Direct support from trained advisors will take a different form at different development stages. Organisations who seek to be assessed for and offered direct support will come through two routes. Some will be self-referrals who either have an idea and broadly know what support they need, or who are looking for guidance on what support would be appropriate. Others will be referred by intermediaries (including intermediaries and individuals with a specialist knowledge of co-operatives).
We anticipate that not all organisations/communities seeking support will be eligible for this, and we will develop criteria with the steering group to ‘sift’ applicants into:
• those who should access direct support as part of the programme;
• those who need to do more work before they can access support; and
• those who are either ineligible or who have projects that it would be inappropriate to support (who will be signposted to an appropriate support organisation).
Direct support will be either generic or specialist and be for between two and six days duration. Clients/organisations will be either matched with an existing member of consortium staff with the relevant skills/experience or to a specialist advisor from our list of associates after assessment of their outline business plan/proposition.
Direct support will be designed to help communities be in a position to articulate and decide whether to launch a community shares issue within six months of engagement. This will include promoting the share issue, legal documentation, and governance issues.
Direct support will focus on:
• Tailoring model rules;
• Business plan analysis;
• Financial planning;
• Articulating the share offer;
• Marketing the share offer;
• Legal and technical support;
• Tax advice.
5. Covering Scotland

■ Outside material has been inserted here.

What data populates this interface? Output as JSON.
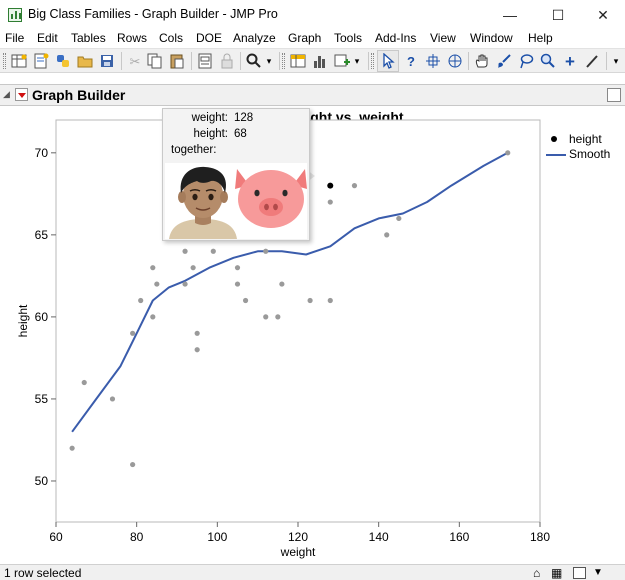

Our events and awareness raising programme will take place in all parts of Scotland. Our own membership and networks are already Scotland wide. DTAS has over 200 members in all local authority areas. We have robust working relationships with a number of sector leaders with national coverage (Community Woodlands Association, Community Energy Scotland, Community Resource Network Scotland, Scottish Community Alliance, Community Ownership and Support Service (COSS)) and prior to the award of the contract will build on our existing strong relationships with:
• Scottish Council Voluntary Organisations;
• Co-operative Development Scotland;
• Community Energy Scotland
• Social Enterprise Scotland;
• Scottish Community Alliance;
• Federation of City Farms & Community Gardens
• Rural Housing Scotland
• Social Enterprise Academy;
• Third Sector Interfaces;
• Social Enterprise Networks;
• Other co-operative networks covering Scotland.
6. Learning and networking
In order to make sure that we capture the lessons of the programme, DTAS will convene an expert reference group to inform and guide the development of the Community Shares programme in Scotland
This expert reference group will comprise the Scottish Lottery, specialist social enterprise supporters, social investment specialist funders, representatives from Scottish Government, the Community Shares Unit in England and other interested parties in the development of the market for Community Shares in Scotland.
It is envisaged this group will have 8-10 members and meet twice a year to:
• Share best practice information including learning from developments in other parts of the UK and internationally;
• Discuss challenges and issues that emerge during the roll out of the programme;
• Discuss problems and issues that may emerge in relation to specific sectors or business models in relation to raising equity finance through community share issues;
• Help plan communication, training and development events to support the Community Shares Scotland programme;
• Feed into the evaluation of the programme especially through the identification of suitable case studies and helping capture elements of the wider community benefits arising from community share issues;
• Help frame recommendations to Scottish Government, specialist social investors and others to maximise policy synergies and the sustainable impact of the programme in Scotland.
The group will hold two learning network meetings each year to showcase good practice and discuss common issues.
In addition, we will have a fund of £5K each year for visits and networking events in communities. We will also have 10K available for specialist legal advice.